- EXERCISE INSTRUCTIONS -
Where does the word "Extraction" appear in the data? Copy every line that holds it.
--- RECORDS SHOWN Enclosed Below ---
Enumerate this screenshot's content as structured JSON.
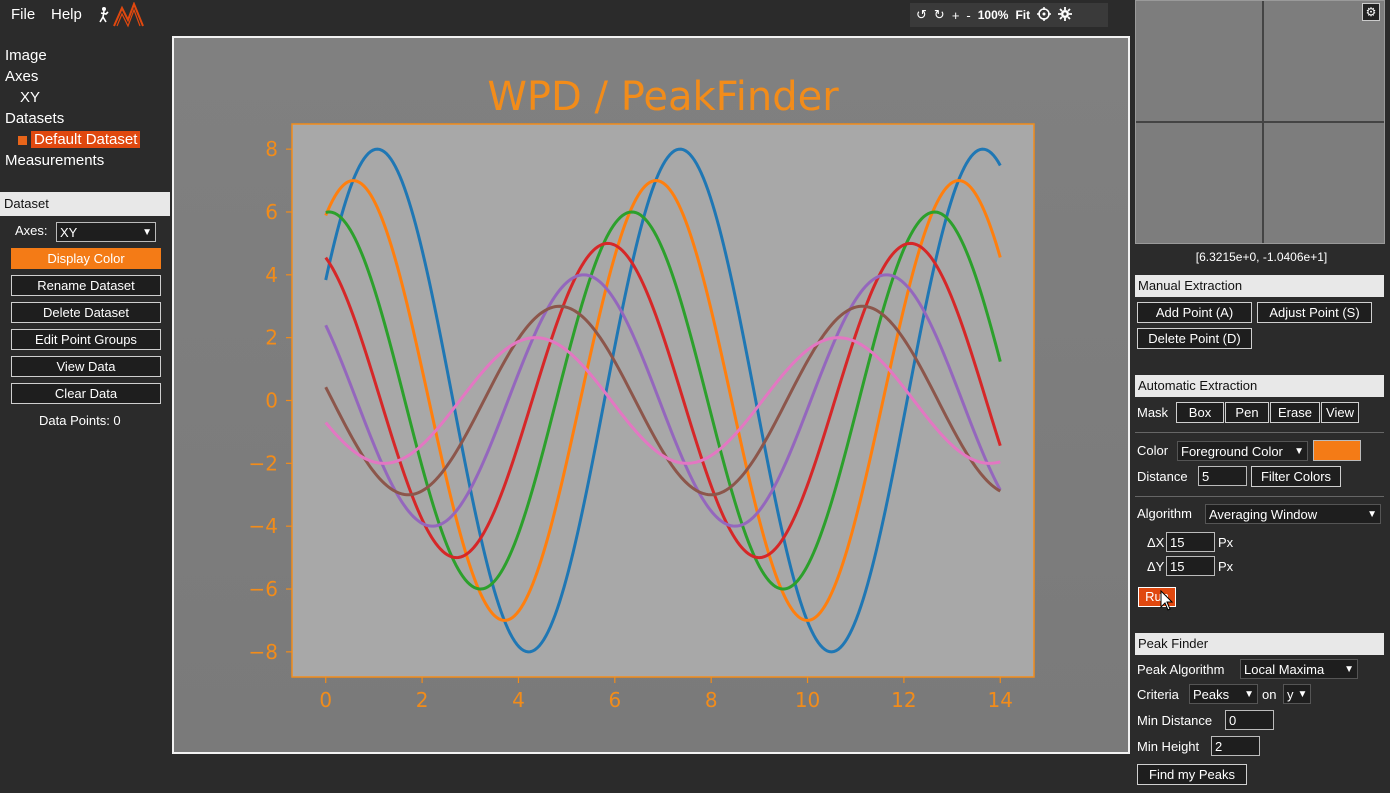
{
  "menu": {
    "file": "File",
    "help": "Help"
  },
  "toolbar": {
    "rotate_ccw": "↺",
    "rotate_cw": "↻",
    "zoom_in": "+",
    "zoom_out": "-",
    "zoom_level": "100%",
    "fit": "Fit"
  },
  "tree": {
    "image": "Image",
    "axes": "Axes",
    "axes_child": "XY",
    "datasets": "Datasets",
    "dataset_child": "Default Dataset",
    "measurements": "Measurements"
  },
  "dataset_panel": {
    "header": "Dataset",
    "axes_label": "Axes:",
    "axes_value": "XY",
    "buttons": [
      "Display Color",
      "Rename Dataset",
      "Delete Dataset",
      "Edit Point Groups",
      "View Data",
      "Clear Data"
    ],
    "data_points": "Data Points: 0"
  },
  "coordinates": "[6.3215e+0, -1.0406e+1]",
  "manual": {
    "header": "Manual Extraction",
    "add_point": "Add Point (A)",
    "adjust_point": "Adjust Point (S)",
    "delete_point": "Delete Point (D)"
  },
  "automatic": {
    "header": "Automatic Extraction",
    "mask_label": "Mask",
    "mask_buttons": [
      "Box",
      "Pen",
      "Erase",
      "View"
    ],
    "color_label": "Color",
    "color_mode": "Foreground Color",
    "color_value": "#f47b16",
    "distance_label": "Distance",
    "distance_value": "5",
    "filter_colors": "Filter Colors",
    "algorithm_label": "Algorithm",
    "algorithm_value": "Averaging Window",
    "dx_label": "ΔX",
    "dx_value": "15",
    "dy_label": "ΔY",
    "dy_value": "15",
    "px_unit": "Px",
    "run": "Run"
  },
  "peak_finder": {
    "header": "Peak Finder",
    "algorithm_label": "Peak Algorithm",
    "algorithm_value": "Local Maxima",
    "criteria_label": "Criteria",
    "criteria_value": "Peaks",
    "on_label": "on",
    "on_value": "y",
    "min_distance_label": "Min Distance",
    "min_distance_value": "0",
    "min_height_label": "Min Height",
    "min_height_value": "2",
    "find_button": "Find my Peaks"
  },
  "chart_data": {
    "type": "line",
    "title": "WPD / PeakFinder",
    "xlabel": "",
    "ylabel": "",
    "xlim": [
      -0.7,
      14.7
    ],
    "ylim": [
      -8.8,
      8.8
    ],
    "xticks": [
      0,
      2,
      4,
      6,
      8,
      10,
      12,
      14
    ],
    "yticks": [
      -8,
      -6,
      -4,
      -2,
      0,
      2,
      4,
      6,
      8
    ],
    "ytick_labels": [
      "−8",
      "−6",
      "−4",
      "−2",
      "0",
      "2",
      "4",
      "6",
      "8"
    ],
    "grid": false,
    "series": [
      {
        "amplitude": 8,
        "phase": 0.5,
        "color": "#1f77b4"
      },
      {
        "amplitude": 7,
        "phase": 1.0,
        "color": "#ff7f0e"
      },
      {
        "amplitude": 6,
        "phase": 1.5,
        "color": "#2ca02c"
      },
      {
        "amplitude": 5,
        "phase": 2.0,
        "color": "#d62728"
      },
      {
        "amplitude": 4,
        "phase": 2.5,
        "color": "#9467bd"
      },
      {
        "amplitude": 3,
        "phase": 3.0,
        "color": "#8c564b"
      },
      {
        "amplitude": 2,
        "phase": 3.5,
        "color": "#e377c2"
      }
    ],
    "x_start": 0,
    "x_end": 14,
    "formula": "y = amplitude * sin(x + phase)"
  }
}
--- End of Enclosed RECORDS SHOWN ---
- EXERCISE SOLUTION -
    "header": "Manual Extraction",
    "header": "Automatic Extraction",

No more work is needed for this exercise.